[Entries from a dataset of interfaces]
Start of Block

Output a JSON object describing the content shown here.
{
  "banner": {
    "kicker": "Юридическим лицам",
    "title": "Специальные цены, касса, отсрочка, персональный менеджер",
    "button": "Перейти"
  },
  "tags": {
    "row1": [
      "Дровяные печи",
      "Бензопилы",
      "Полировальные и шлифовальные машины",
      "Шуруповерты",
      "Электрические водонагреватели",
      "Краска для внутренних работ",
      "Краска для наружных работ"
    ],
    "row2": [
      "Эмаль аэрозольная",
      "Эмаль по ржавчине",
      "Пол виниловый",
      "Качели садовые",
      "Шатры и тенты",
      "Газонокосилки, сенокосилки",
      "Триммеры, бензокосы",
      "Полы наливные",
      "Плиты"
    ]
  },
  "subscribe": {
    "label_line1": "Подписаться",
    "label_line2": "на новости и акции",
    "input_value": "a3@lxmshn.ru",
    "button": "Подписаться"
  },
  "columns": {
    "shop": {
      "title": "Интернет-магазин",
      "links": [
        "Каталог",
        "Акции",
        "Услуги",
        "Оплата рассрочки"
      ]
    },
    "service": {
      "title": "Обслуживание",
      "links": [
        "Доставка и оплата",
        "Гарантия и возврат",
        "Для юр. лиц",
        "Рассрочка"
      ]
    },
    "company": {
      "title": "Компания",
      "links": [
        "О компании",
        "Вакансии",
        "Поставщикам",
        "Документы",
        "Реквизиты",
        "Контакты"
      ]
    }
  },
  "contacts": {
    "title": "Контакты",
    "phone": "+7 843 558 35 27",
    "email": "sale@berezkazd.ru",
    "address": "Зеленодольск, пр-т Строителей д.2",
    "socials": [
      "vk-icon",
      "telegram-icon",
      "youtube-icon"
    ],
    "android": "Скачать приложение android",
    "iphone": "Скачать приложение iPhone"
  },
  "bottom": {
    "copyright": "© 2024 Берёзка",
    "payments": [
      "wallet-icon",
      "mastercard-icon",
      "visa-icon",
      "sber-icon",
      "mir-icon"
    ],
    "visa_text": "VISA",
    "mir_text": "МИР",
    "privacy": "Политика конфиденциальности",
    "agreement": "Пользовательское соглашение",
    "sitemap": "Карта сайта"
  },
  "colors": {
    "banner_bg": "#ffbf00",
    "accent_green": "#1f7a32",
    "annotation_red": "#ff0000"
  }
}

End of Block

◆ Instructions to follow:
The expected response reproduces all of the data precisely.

◆ Response:
Output a JSON object describing the content shown here.
{
  "banner": {
    "kicker": "Юридическим лицам",
    "title": "Специальные цены, касса, отсрочка, персональный менеджер",
    "button": "Перейти"
  },
  "tags": {
    "row1": [
      "Дровяные печи",
      "Бензопилы",
      "Полировальные и шлифовальные машины",
      "Шуруповерты",
      "Электрические водонагреватели",
      "Краска для внутренних работ",
      "Краска для наружных работ"
    ],
    "row2": [
      "Эмаль аэрозольная",
      "Эмаль по ржавчине",
      "Пол виниловый",
      "Качели садовые",
      "Шатры и тенты",
      "Газонокосилки, сенокосилки",
      "Триммеры, бензокосы",
      "Полы наливные",
      "Плиты"
    ]
  },
  "subscribe": {
    "label_line1": "Подписаться",
    "label_line2": "на новости и акции",
    "input_value": "a3@lxmshn.ru",
    "button": "Подписаться"
  },
  "columns": {
    "shop": {
      "title": "Интернет-магазин",
      "links": [
        "Каталог",
        "Акции",
        "Услуги",
        "Оплата рассрочки"
      ]
    },
    "service": {
      "title": "Обслуживание",
      "links": [
        "Доставка и оплата",
        "Гарантия и возврат",
        "Для юр. лиц",
        "Рассрочка"
      ]
    },
    "company": {
      "title": "Компания",
      "links": [
        "О компании",
        "Вакансии",
        "Поставщикам",
        "Документы",
        "Реквизиты",
        "Контакты"
      ]
    }
  },
  "contacts": {
    "title": "Контакты",
    "phone": "+7 843 558 35 27",
    "email": "sale@berezkazd.ru",
    "address": "Зеленодольск, пр-т Строителей д.2",
    "socials": [
      "vk-icon",
      "telegram-icon",
      "youtube-icon"
    ],
    "android": "Скачать приложение android",
    "iphone": "Скачать приложение iPhone"
  },
  "bottom": {
    "copyright": "© 2024 Берёзка",
    "payments": [
      "wallet-icon",
      "mastercard-icon",
      "visa-icon",
      "sber-icon",
      "mir-icon"
    ],
    "visa_text": "VISA",
    "mir_text": "МИР",
    "privacy": "Политика конфиденциальности",
    "agreement": "Пользовательское соглашение",
    "sitemap": "Карта сайта"
  },
  "colors": {
    "banner_bg": "#ffbf00",
    "accent_green": "#1f7a32",
    "annotation_red": "#ff0000"
  }
}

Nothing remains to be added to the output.